EXERCISE: For each entry below, output it exactly as it stands.

==*==

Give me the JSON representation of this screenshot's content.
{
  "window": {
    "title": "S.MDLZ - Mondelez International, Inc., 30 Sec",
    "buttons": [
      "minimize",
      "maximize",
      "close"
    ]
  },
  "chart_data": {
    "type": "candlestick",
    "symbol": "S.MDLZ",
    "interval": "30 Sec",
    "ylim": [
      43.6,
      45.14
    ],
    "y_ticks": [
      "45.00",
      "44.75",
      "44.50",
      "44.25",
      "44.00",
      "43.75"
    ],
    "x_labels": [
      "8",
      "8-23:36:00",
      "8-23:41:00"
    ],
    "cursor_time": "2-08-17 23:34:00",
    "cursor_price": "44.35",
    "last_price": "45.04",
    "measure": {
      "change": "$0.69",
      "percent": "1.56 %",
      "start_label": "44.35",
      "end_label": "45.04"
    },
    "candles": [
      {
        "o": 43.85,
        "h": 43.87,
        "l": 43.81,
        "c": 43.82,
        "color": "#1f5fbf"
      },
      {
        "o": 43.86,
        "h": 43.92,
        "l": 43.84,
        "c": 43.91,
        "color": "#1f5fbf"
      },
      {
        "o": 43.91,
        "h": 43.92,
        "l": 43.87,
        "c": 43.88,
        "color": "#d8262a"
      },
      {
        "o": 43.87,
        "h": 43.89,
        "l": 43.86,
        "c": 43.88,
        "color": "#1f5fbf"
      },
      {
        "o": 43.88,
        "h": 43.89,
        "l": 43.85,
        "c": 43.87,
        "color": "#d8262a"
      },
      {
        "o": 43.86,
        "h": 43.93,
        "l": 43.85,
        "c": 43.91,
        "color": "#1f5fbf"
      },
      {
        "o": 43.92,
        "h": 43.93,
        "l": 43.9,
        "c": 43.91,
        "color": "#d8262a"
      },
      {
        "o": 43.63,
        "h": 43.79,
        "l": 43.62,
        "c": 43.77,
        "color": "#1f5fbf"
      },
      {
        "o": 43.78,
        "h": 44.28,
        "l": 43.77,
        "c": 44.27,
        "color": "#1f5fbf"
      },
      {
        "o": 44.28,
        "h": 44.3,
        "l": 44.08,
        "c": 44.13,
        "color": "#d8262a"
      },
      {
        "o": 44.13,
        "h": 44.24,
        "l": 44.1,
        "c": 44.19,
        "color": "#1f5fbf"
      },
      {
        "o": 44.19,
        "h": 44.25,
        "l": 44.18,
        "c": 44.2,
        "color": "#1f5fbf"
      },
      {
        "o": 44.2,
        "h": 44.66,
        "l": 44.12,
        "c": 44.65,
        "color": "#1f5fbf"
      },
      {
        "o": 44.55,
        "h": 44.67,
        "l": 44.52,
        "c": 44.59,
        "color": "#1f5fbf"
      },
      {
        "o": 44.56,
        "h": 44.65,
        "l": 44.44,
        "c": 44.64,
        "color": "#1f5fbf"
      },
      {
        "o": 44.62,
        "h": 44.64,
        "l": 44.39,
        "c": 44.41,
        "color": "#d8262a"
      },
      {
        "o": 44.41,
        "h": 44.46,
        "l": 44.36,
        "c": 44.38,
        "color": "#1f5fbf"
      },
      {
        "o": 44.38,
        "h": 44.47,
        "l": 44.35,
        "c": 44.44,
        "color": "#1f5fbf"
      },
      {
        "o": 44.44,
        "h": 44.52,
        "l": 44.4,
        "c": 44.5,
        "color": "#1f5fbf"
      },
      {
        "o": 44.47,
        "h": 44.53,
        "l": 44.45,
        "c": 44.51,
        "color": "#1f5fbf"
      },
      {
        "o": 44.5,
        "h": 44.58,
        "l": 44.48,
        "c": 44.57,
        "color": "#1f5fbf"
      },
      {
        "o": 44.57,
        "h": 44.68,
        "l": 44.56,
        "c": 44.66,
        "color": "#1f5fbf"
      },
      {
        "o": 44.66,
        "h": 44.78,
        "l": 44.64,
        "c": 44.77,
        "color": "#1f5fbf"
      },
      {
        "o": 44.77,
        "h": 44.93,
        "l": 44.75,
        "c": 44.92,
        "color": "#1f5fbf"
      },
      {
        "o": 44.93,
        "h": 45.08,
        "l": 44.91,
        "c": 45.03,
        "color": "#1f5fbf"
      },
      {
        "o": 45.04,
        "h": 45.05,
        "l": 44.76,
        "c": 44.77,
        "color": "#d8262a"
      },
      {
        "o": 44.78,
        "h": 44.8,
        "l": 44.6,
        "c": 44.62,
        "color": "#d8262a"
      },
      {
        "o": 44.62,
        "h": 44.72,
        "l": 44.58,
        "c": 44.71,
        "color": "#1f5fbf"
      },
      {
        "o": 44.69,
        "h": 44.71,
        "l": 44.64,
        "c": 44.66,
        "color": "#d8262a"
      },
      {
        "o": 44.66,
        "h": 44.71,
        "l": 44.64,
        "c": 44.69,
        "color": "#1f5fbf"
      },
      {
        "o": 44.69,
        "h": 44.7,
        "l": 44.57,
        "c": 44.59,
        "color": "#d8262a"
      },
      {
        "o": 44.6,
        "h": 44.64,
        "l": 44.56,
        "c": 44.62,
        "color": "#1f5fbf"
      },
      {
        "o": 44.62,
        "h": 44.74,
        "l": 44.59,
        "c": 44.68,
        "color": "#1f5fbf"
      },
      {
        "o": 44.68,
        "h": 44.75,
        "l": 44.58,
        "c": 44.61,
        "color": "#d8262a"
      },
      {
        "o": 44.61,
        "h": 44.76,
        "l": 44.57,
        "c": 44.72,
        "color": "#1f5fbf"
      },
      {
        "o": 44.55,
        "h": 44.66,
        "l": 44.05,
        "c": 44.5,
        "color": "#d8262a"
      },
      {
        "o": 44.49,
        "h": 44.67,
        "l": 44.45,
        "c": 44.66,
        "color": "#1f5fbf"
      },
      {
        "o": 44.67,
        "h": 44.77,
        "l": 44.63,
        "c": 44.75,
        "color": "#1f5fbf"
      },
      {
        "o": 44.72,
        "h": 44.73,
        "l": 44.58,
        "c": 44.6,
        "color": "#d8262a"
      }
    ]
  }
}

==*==

EXERCISE OUTPUT:
Give me the JSON representation of this screenshot's content.
{
  "window": {
    "title": "S.MDLZ - Mondelez International, Inc., 30 Sec",
    "buttons": [
      "minimize",
      "maximize",
      "close"
    ]
  },
  "chart_data": {
    "type": "candlestick",
    "symbol": "S.MDLZ",
    "interval": "30 Sec",
    "ylim": [
      43.6,
      45.14
    ],
    "y_ticks": [
      "45.00",
      "44.75",
      "44.50",
      "44.25",
      "44.00",
      "43.75"
    ],
    "x_labels": [
      "8",
      "8-23:36:00",
      "8-23:41:00"
    ],
    "cursor_time": "2-08-17 23:34:00",
    "cursor_price": "44.35",
    "last_price": "45.04",
    "measure": {
      "change": "$0.69",
      "percent": "1.56 %",
      "start_label": "44.35",
      "end_label": "45.04"
    },
    "candles": [
      {
        "o": 43.85,
        "h": 43.87,
        "l": 43.81,
        "c": 43.82,
        "color": "#1f5fbf"
      },
      {
        "o": 43.86,
        "h": 43.92,
        "l": 43.84,
        "c": 43.91,
        "color": "#1f5fbf"
      },
      {
        "o": 43.91,
        "h": 43.92,
        "l": 43.87,
        "c": 43.88,
        "color": "#d8262a"
      },
      {
        "o": 43.87,
        "h": 43.89,
        "l": 43.86,
        "c": 43.88,
        "color": "#1f5fbf"
      },
      {
        "o": 43.88,
        "h": 43.89,
        "l": 43.85,
        "c": 43.87,
        "color": "#d8262a"
      },
      {
        "o": 43.86,
        "h": 43.93,
        "l": 43.85,
        "c": 43.91,
        "color": "#1f5fbf"
      },
      {
        "o": 43.92,
        "h": 43.93,
        "l": 43.9,
        "c": 43.91,
        "color": "#d8262a"
      },
      {
        "o": 43.63,
        "h": 43.79,
        "l": 43.62,
        "c": 43.77,
        "color": "#1f5fbf"
      },
      {
        "o": 43.78,
        "h": 44.28,
        "l": 43.77,
        "c": 44.27,
        "color": "#1f5fbf"
      },
      {
        "o": 44.28,
        "h": 44.3,
        "l": 44.08,
        "c": 44.13,
        "color": "#d8262a"
      },
      {
        "o": 44.13,
        "h": 44.24,
        "l": 44.1,
        "c": 44.19,
        "color": "#1f5fbf"
      },
      {
        "o": 44.19,
        "h": 44.25,
        "l": 44.18,
        "c": 44.2,
        "color": "#1f5fbf"
      },
      {
        "o": 44.2,
        "h": 44.66,
        "l": 44.12,
        "c": 44.65,
        "color": "#1f5fbf"
      },
      {
        "o": 44.55,
        "h": 44.67,
        "l": 44.52,
        "c": 44.59,
        "color": "#1f5fbf"
      },
      {
        "o": 44.56,
        "h": 44.65,
        "l": 44.44,
        "c": 44.64,
        "color": "#1f5fbf"
      },
      {
        "o": 44.62,
        "h": 44.64,
        "l": 44.39,
        "c": 44.41,
        "color": "#d8262a"
      },
      {
        "o": 44.41,
        "h": 44.46,
        "l": 44.36,
        "c": 44.38,
        "color": "#1f5fbf"
      },
      {
        "o": 44.38,
        "h": 44.47,
        "l": 44.35,
        "c": 44.44,
        "color": "#1f5fbf"
      },
      {
        "o": 44.44,
        "h": 44.52,
        "l": 44.4,
        "c": 44.5,
        "color": "#1f5fbf"
      },
      {
        "o": 44.47,
        "h": 44.53,
        "l": 44.45,
        "c": 44.51,
        "color": "#1f5fbf"
      },
      {
        "o": 44.5,
        "h": 44.58,
        "l": 44.48,
        "c": 44.57,
        "color": "#1f5fbf"
      },
      {
        "o": 44.57,
        "h": 44.68,
        "l": 44.56,
        "c": 44.66,
        "color": "#1f5fbf"
      },
      {
        "o": 44.66,
        "h": 44.78,
        "l": 44.64,
        "c": 44.77,
        "color": "#1f5fbf"
      },
      {
        "o": 44.77,
        "h": 44.93,
        "l": 44.75,
        "c": 44.92,
        "color": "#1f5fbf"
      },
      {
        "o": 44.93,
        "h": 45.08,
        "l": 44.91,
        "c": 45.03,
        "color": "#1f5fbf"
      },
      {
        "o": 45.04,
        "h": 45.05,
        "l": 44.76,
        "c": 44.77,
        "color": "#d8262a"
      },
      {
        "o": 44.78,
        "h": 44.8,
        "l": 44.6,
        "c": 44.62,
        "color": "#d8262a"
      },
      {
        "o": 44.62,
        "h": 44.72,
        "l": 44.58,
        "c": 44.71,
        "color": "#1f5fbf"
      },
      {
        "o": 44.69,
        "h": 44.71,
        "l": 44.64,
        "c": 44.66,
        "color": "#d8262a"
      },
      {
        "o": 44.66,
        "h": 44.71,
        "l": 44.64,
        "c": 44.69,
        "color": "#1f5fbf"
      },
      {
        "o": 44.69,
        "h": 44.7,
        "l": 44.57,
        "c": 44.59,
        "color": "#d8262a"
      },
      {
        "o": 44.6,
        "h": 44.64,
        "l": 44.56,
        "c": 44.62,
        "color": "#1f5fbf"
      },
      {
        "o": 44.62,
        "h": 44.74,
        "l": 44.59,
        "c": 44.68,
        "color": "#1f5fbf"
      },
      {
        "o": 44.68,
        "h": 44.75,
        "l": 44.58,
        "c": 44.61,
        "color": "#d8262a"
      },
      {
        "o": 44.61,
        "h": 44.76,
        "l": 44.57,
        "c": 44.72,
        "color": "#1f5fbf"
      },
      {
        "o": 44.55,
        "h": 44.66,
        "l": 44.05,
        "c": 44.5,
        "color": "#d8262a"
      },
      {
        "o": 44.49,
        "h": 44.67,
        "l": 44.45,
        "c": 44.66,
        "color": "#1f5fbf"
      },
      {
        "o": 44.67,
        "h": 44.77,
        "l": 44.63,
        "c": 44.75,
        "color": "#1f5fbf"
      },
      {
        "o": 44.72,
        "h": 44.73,
        "l": 44.58,
        "c": 44.6,
        "color": "#d8262a"
      }
    ]
  }
}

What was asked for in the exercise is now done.